In a decision that illustrates the importance of checking that key promotional terms are clear, Ofcom has ruled that a radio competition was misleading. The decision also confirms that even the announcement of winners must be carried out carefully to avoid misleading listeners or readers.
Bauer Media ran a “Win £100,000” competition across three of its radio networks (Planet Rock, KISS and Absolute Radio). When announcing the winner, each station broadcast a unique interview featuring one of their presenters and the winner. A listener complained that, as all three announcements had failed to clarify that the competition could have been won by a listener to a different station, each had misrepresented the chance of winning.
Bauer said that each invitation to enter the competition had clearly stated: “You are playing across the Planet Rock, KISS and Absolute radio networks” and said that the competition terms published on the radio stations’ websites also made it clear, as well as stating that one winner would be selected after the competition closed. There were different interviews with the winner, not only so listeners understood the prize had been won, but also to enable the broadcast of each winner announcement “in the style and tone that fits with a station in a way that its audience expects and enjoys”. Bauer therefore considered it was transparent to entrants that the competition had concluded and the prize had been awarded to a valid winner. Nevertheless, it said that it would amend its procedures going forward to avoid future confusion.
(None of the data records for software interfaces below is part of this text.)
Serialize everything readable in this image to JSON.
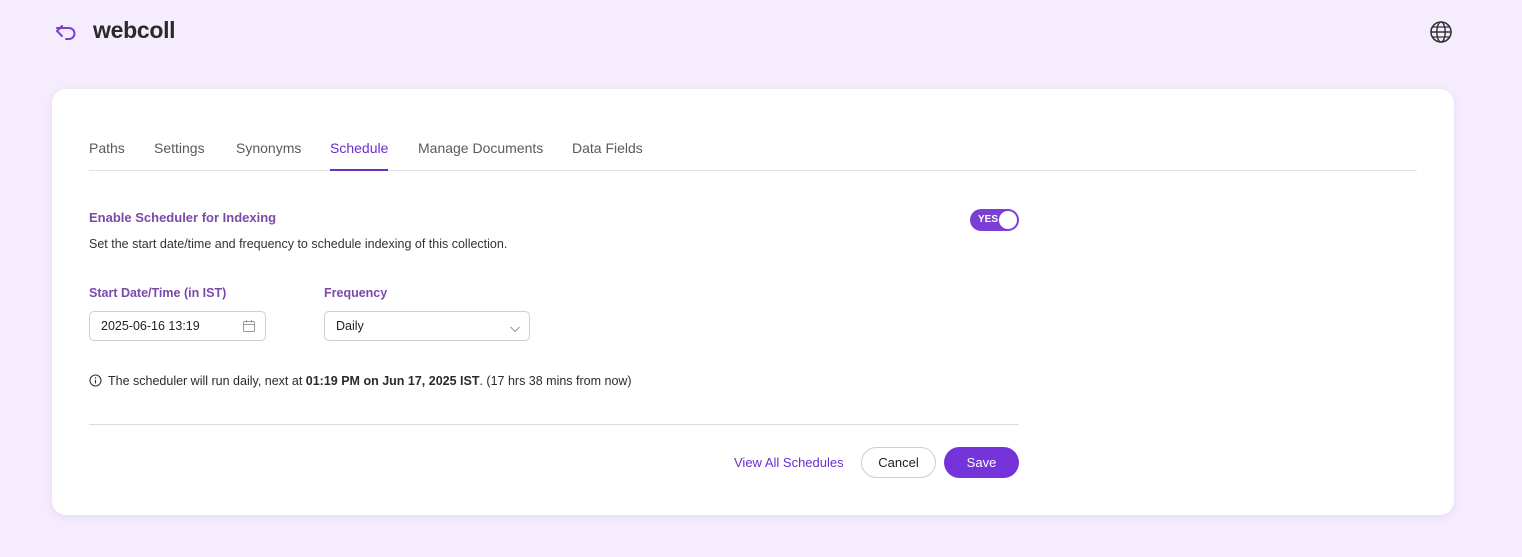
{
  "header": {
    "back_icon": "back-arrow-icon",
    "title": "webcoll",
    "language_icon": "globe-icon"
  },
  "tabs": [
    {
      "label": "Paths",
      "active": false
    },
    {
      "label": "Settings",
      "active": false
    },
    {
      "label": "Synonyms",
      "active": false
    },
    {
      "label": "Schedule",
      "active": true
    },
    {
      "label": "Manage Documents",
      "active": false
    },
    {
      "label": "Data Fields",
      "active": false
    }
  ],
  "scheduler": {
    "title": "Enable Scheduler for Indexing",
    "description": "Set the start date/time and frequency to schedule indexing of this collection.",
    "toggle_label": "YES",
    "enabled": true
  },
  "form": {
    "start_label": "Start Date/Time (in IST)",
    "start_value": "2025-06-16 13:19",
    "frequency_label": "Frequency",
    "frequency_value": "Daily"
  },
  "info": {
    "prefix": "The scheduler will run daily, next at ",
    "highlight": "01:19 PM on Jun 17, 2025 IST",
    "suffix": ". (17 hrs 38 mins from now)"
  },
  "actions": {
    "view_all_label": "View All Schedules",
    "cancel_label": "Cancel",
    "save_label": "Save"
  },
  "colors": {
    "accent": "#7434da",
    "label": "#7a4aa8",
    "background": "#f5ecfd"
  }
}
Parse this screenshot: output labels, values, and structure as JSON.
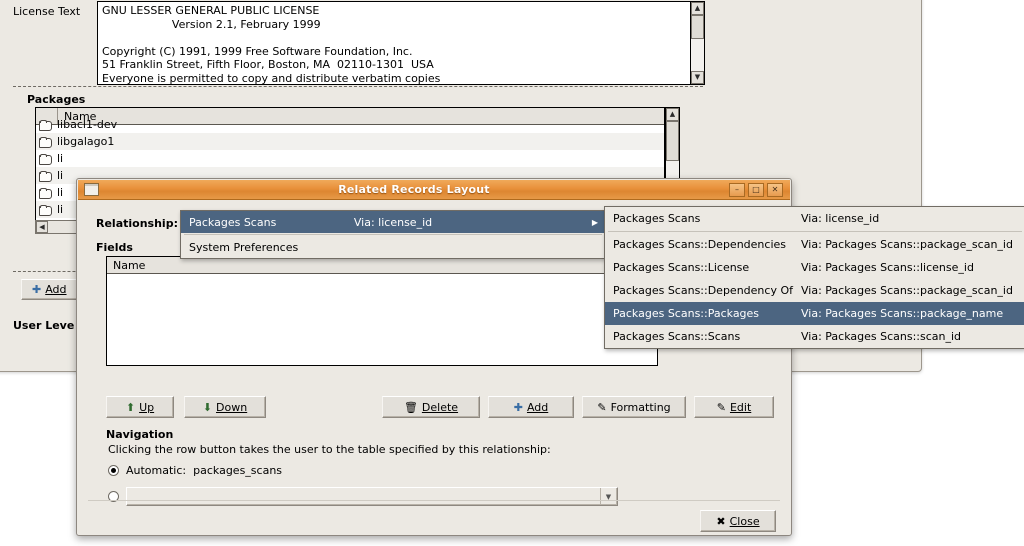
{
  "background_window": {
    "license": {
      "label": "License Text",
      "text": "GNU LESSER GENERAL PUBLIC LICENSE\n                    Version 2.1, February 1999\n\nCopyright (C) 1991, 1999 Free Software Foundation, Inc.\n51 Franklin Street, Fifth Floor, Boston, MA  02110-1301  USA\nEveryone is permitted to copy and distribute verbatim copies"
    },
    "packages": {
      "group_title": "Packages",
      "column_header": "Name",
      "rows": [
        {
          "name": "libacl1-dev"
        },
        {
          "name": "libgalago1"
        },
        {
          "name": "li"
        },
        {
          "name": "li"
        },
        {
          "name": "li"
        },
        {
          "name": "li"
        }
      ]
    },
    "add_button": "Add",
    "user_level_label": "User Leve"
  },
  "dialog": {
    "title": "Related Records Layout",
    "window_buttons": {
      "minimize": "–",
      "maximize": "□",
      "close": "✕"
    },
    "relationship_label": "Relationship:",
    "fields_label": "Fields",
    "fields_column_header": "Name",
    "fields_rows": [],
    "buttons": [
      {
        "label": "Up",
        "accesskey": "U",
        "icon": "arrow-up-icon"
      },
      {
        "label": "Down",
        "accesskey": "D",
        "icon": "arrow-down-icon"
      },
      {
        "label": "Delete",
        "accesskey": "D",
        "icon": "trash-icon"
      },
      {
        "label": "Add",
        "accesskey": "A",
        "icon": "plus-icon"
      },
      {
        "label": "Formatting",
        "accesskey": "F",
        "icon": "edit-pencil-icon"
      },
      {
        "label": "Edit",
        "accesskey": "E",
        "icon": "edit-pencil-icon"
      }
    ],
    "navigation": {
      "title": "Navigation",
      "description": "Clicking the row button takes the user to the table specified by this relationship:",
      "option_automatic_label": "Automatic:",
      "option_automatic_value": "packages_scans",
      "option_automatic_selected": true,
      "option_custom_selected": false,
      "custom_combo_value": "",
      "custom_combo_arrow": "▼"
    },
    "close_button": {
      "label": "Close",
      "accesskey": "C",
      "icon": "x-icon"
    }
  },
  "menu_primary": {
    "items": [
      {
        "name": "Packages Scans",
        "via": "Via: license_id",
        "selected": true,
        "submenu": true,
        "arrow": "▶"
      },
      {
        "separator": true
      },
      {
        "name": "System Preferences",
        "via": "",
        "selected": false,
        "submenu": false
      }
    ]
  },
  "menu_submenu": {
    "items": [
      {
        "name": "Packages Scans",
        "via": "Via: license_id",
        "selected": false,
        "centered": true
      },
      {
        "separator": true
      },
      {
        "name": "Packages Scans::Dependencies",
        "via": "Via: Packages Scans::package_scan_id",
        "selected": false
      },
      {
        "name": "Packages Scans::License",
        "via": "Via: Packages Scans::license_id",
        "selected": false
      },
      {
        "name": "Packages Scans::Dependency Of",
        "via": "Via: Packages Scans::package_scan_id",
        "selected": false
      },
      {
        "name": "Packages Scans::Packages",
        "via": "Via: Packages Scans::package_name",
        "selected": true
      },
      {
        "name": "Packages Scans::Scans",
        "via": "Via: Packages Scans::scan_id",
        "selected": false
      }
    ]
  },
  "colors": {
    "titlebar_orange": "#e8903a",
    "menu_highlight": "#4c6581",
    "window_bg": "#ece9e3",
    "field_white": "#ffffff"
  }
}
Ofcom considered the complaint under Rule 2.13 of the Broadcast Code, which requires broadcasters to ensure that broadcast competitions and voting are conducted fairly. It pointed out that its guidance makes clear that Ofcom is likely to conclude harm has been caused if listeners’ trust in broadcasting is undermined.
Even though the winner announcements came after the promotion had closed, the fact that listeners may have been unaware that the competition had run across all stations had the potential to lead any such listeners who later became aware of this fact to distrust the broadcaster’s handling of the competition, especially as Bauer had also chosen to produce different versions of its winner announcement for each network and these listeners could have therefore felt misinformed.
Ofcom said that it considered the belief of every listener, at all times, in the probity of a station’s broadcast competitions is paramount in maintaining their trust in the broadcaster. In this case, it did not consider that Bauer achieved this but acknowledged that it had amended its procedures going forward and therefore considered the matter resolved.
Promoters often want to run competitions across multiple entry routes but with one prize pool, and this decision illustrates the importance of ensuring that it is made clear to potential entrants, as well as those seeing or hearing winner announcements, that they are (or would have been) competing with other entry routes for one prize or prize pool. Ofcom’s decision seems a little harsh, but they justified it on the basis that listeners have to have overall confidence in broadcasters.
... we would normally expect that, in order to be fair, it has to be made clear that other services are participating, not only in written rules but also on air, “whenever the competition or its results are run”. Ofcom ruling